[[ Source material open ]]

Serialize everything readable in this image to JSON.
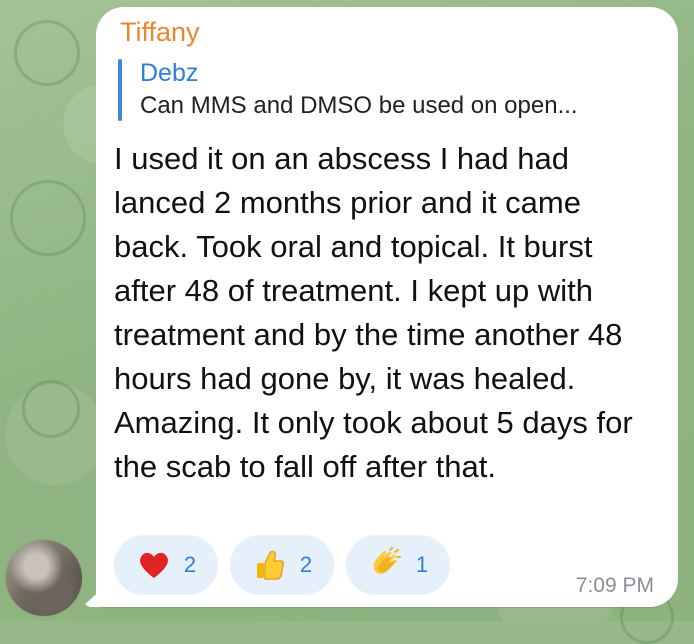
{
  "message": {
    "sender": "Tiffany",
    "reply": {
      "name": "Debz",
      "text": "Can MMS and DMSO be used on open..."
    },
    "body": "I used it on an abscess I had had lanced 2 months prior and it came back. Took oral and topical. It burst after 48 of treatment. I kept up with treatment and by the time another 48 hours had gone by, it was healed. Amazing. It only took about 5 days for the scab to fall off after that.",
    "timestamp": "7:09 PM",
    "reactions": [
      {
        "icon": "heart-icon",
        "count": "2"
      },
      {
        "icon": "thumbs-up-icon",
        "count": "2"
      },
      {
        "icon": "clapping-hands-icon",
        "count": "1"
      }
    ]
  },
  "colors": {
    "sender": "#e8872f",
    "reply_accent": "#3b88e0",
    "reaction_bg": "#e6f0fb",
    "reaction_text": "#2f7fd9"
  }
}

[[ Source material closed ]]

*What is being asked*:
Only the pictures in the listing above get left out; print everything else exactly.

*Exercise response*:
Serialize everything readable in this image to JSON.
{
  "message": {
    "sender": "Tiffany",
    "reply": {
      "name": "Debz",
      "text": "Can MMS and DMSO be used on open..."
    },
    "body": "I used it on an abscess I had had lanced 2 months prior and it came back. Took oral and topical. It burst after 48 of treatment. I kept up with treatment and by the time another 48 hours had gone by, it was healed. Amazing. It only took about 5 days for the scab to fall off after that.",
    "timestamp": "7:09 PM",
    "reactions": [
      {
        "icon": "heart-icon",
        "count": "2"
      },
      {
        "icon": "thumbs-up-icon",
        "count": "2"
      },
      {
        "icon": "clapping-hands-icon",
        "count": "1"
      }
    ]
  },
  "colors": {
    "sender": "#e8872f",
    "reply_accent": "#3b88e0",
    "reaction_bg": "#e6f0fb",
    "reaction_text": "#2f7fd9"
  }
}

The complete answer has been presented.